Well, whaddayaknow? I turned over a rock and discovered yet another blockchain-based virtual world!

Aether 21 Oct 2018.png

Aether City is a new virtual world (city, to be more accurate) that uses the Ethereum blockchain to register property ownership.

The only way to explore Aether City is via their web browser, which is currently rather limited in functionality. You can buy units or entire buildings, such as this central skyscraper whimsically named “A Declaration of the Independence of Cyberspace”:

Aether 2 21 Oct 2018.png

According to their website:

A unit is the smallest unit of property ownership in Aether. It is a property that is defined by its coordinates occupying an area of 10 m³. A unit is a part of a building and is adjacent to neighboring units. The owner of a unit determines its appearance, fills it with content, and has the ability to connect the unit to its own domain.

However, there doesn’t appear to be any way to actually build content within your units yet. All you can do is put in a link to the property’s domain page. Rather limited. (At least Decentraland already has a working command-line editor that allows builders to create and deploy test scenes.)

I bet that the team behind Aether City, Aether Labs in Waterloo, would just kill for the kind of media attention that Decentraland is getting. But sadly, it would appear that the project is moribund. There have been only two Medium posts about it (Feb. 4th and March 11th of this year), and not a word since.
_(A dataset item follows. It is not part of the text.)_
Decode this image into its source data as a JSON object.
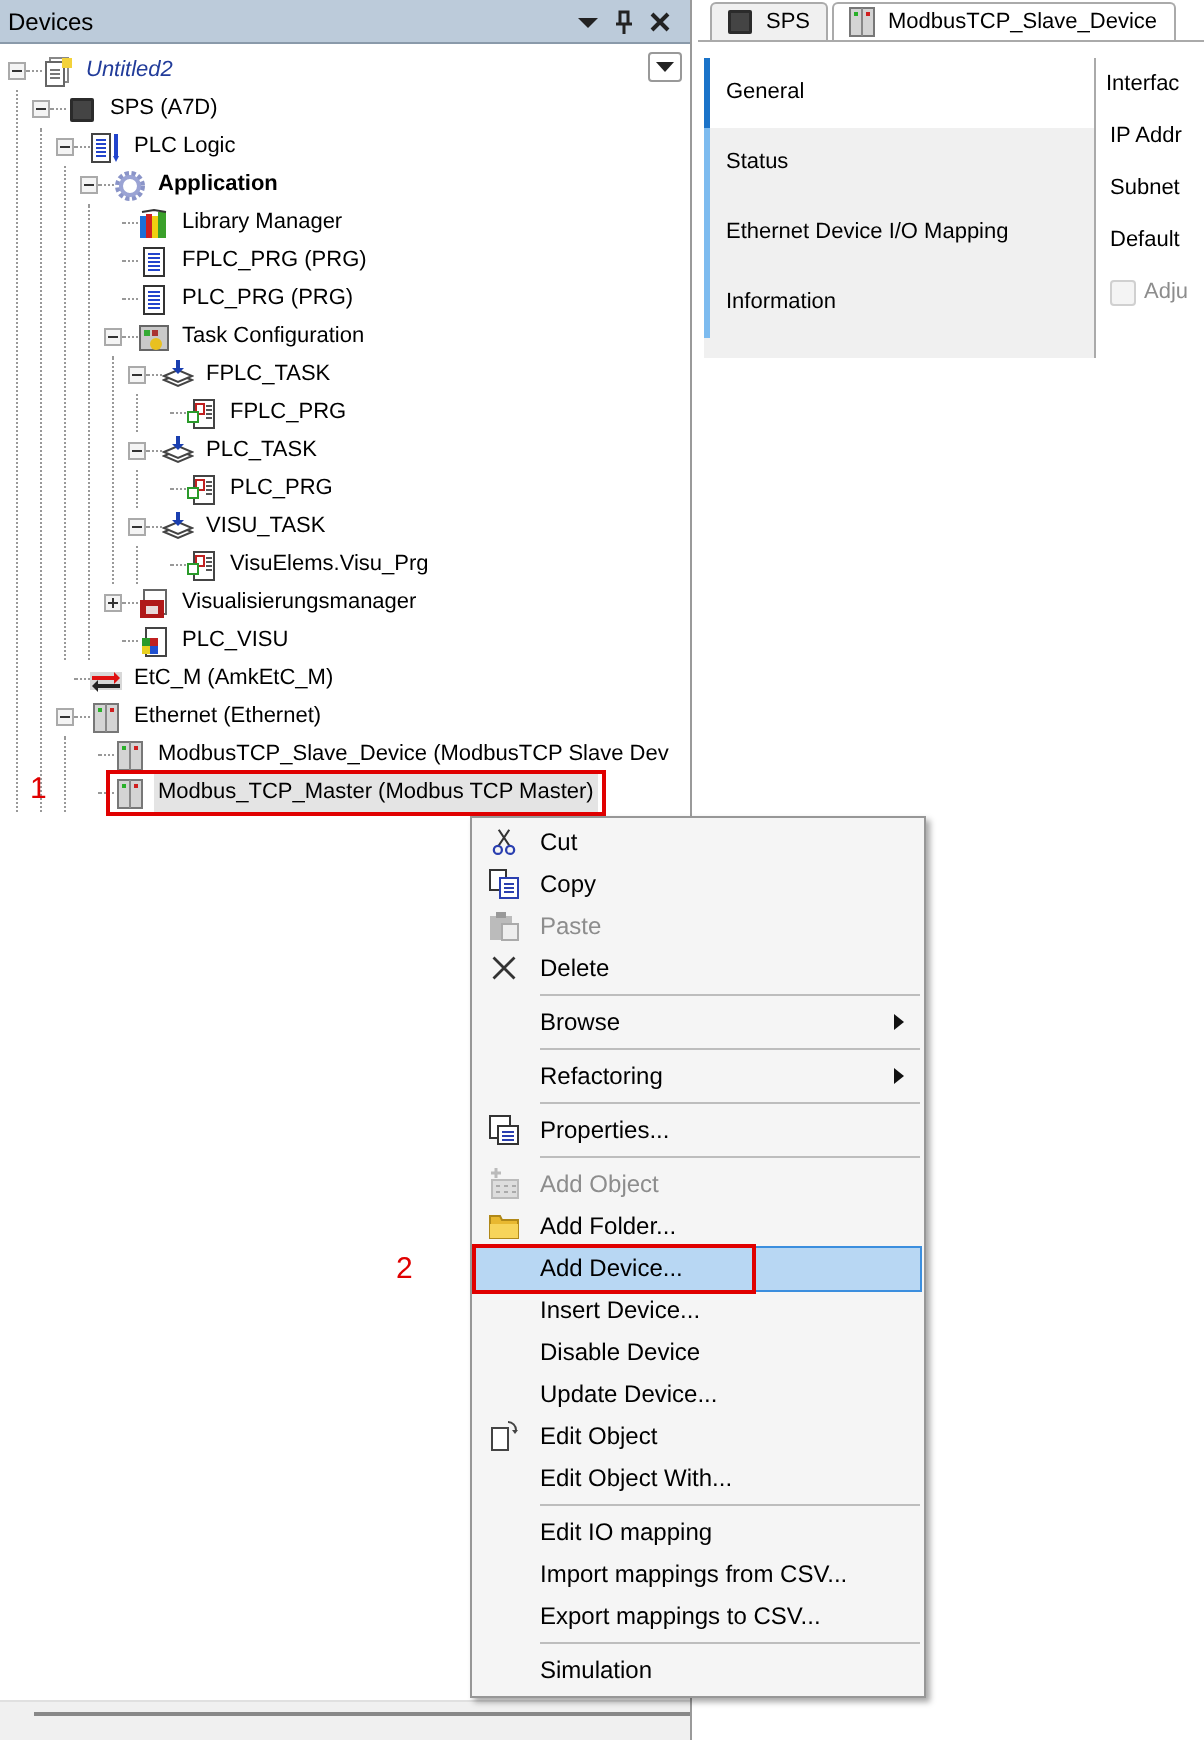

Their Discord has seen no discussion at all since May 11th, and their Telegram channel has seen absolutely zero chatter, with only a couple of company-posted pictures of their bland, rather uninspiring-looking city:

Telegram Aether 21 Oct 2018

Frankly, I’m not sure exactly why anybody would want to spend their hard-earned cryptocurrency on this. The Declaration of the Independence of Cyberspace building is for sale for 10 Ethereum coins (approximately US$2,000) if you’re interested. I think I’ll pass.